_Assigned task_.
Check every line of the entries for the string "open" and return the ones that contain it.

====== Given information ======

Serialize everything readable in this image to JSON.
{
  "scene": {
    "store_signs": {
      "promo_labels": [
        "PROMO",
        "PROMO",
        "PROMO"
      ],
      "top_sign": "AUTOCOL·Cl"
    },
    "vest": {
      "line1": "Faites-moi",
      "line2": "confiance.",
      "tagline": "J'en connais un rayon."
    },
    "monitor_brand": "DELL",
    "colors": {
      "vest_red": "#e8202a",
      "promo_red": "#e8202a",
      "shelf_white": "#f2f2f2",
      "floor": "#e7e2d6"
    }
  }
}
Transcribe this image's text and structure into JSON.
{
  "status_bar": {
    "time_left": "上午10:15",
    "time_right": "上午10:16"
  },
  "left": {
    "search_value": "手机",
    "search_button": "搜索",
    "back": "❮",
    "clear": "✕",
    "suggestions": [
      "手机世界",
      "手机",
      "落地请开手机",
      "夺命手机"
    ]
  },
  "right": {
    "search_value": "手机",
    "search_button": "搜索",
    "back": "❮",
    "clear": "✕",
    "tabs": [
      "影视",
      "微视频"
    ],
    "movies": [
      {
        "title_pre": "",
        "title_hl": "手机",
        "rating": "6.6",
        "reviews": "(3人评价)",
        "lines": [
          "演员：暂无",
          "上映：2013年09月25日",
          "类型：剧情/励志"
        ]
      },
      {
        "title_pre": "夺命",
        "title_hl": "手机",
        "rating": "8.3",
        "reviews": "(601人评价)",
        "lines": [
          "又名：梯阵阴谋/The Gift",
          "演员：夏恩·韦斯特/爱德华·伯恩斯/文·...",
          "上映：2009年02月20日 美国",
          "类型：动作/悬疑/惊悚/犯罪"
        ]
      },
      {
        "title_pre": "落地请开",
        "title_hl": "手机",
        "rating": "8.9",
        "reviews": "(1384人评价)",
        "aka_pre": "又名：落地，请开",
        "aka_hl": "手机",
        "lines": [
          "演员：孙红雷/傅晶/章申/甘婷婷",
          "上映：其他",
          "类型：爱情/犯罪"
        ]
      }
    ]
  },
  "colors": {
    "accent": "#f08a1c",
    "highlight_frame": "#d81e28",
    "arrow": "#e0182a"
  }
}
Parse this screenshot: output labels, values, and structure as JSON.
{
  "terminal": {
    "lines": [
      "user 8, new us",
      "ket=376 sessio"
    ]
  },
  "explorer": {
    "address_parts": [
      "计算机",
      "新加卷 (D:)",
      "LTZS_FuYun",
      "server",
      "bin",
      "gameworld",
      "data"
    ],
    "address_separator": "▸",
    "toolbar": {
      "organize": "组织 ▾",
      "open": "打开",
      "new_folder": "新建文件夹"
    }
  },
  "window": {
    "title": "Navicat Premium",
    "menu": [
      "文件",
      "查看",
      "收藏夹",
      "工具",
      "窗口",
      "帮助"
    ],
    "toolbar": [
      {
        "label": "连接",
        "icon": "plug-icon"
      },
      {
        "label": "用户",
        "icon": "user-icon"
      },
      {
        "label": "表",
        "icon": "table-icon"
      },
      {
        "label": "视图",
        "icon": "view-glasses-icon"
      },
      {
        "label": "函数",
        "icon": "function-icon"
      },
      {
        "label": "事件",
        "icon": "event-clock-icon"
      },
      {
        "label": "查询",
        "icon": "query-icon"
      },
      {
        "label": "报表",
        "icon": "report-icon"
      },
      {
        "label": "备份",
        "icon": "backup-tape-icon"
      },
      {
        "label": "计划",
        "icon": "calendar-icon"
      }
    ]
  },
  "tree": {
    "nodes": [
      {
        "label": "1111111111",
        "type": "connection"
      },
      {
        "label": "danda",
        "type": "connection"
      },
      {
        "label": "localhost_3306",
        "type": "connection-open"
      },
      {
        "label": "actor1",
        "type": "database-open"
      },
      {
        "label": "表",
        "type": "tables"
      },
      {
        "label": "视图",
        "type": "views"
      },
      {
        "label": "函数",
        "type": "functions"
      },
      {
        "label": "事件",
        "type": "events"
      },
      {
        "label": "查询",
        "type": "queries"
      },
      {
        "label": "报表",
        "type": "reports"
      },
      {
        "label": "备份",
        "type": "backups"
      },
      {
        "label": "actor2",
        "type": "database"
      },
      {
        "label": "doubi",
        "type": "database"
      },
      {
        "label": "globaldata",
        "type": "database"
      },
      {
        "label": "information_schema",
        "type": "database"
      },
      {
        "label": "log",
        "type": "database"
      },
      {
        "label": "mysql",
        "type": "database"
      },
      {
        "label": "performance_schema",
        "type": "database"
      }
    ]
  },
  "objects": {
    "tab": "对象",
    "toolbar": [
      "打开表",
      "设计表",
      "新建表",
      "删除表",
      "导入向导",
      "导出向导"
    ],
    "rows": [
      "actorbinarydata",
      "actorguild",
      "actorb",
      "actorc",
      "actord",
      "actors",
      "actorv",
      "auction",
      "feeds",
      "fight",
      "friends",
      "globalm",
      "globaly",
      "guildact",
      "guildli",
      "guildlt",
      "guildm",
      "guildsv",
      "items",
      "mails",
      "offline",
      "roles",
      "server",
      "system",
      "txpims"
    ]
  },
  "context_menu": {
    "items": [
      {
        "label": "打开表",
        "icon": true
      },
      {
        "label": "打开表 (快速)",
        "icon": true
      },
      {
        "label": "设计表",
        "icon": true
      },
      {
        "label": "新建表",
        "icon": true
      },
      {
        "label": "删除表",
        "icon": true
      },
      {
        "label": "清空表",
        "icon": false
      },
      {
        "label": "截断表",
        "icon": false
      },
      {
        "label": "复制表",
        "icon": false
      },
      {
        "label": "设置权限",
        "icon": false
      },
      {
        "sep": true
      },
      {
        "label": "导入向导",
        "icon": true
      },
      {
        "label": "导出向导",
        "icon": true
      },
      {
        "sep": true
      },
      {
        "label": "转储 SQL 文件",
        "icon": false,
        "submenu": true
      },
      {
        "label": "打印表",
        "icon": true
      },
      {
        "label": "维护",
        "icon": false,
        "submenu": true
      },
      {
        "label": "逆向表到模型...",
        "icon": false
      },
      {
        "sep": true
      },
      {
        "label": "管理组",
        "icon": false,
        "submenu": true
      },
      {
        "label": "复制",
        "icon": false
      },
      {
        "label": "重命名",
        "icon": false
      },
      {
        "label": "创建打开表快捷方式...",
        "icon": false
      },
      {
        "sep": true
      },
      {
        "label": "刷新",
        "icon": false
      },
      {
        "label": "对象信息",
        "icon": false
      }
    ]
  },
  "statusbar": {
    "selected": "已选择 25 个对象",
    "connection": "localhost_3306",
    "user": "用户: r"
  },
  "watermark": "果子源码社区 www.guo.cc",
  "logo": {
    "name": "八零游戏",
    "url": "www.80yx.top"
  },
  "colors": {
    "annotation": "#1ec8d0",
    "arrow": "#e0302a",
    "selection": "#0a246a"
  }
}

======

_Written solution_.
      "open": "打开",
        "type": "connection-open"
        "type": "database-open"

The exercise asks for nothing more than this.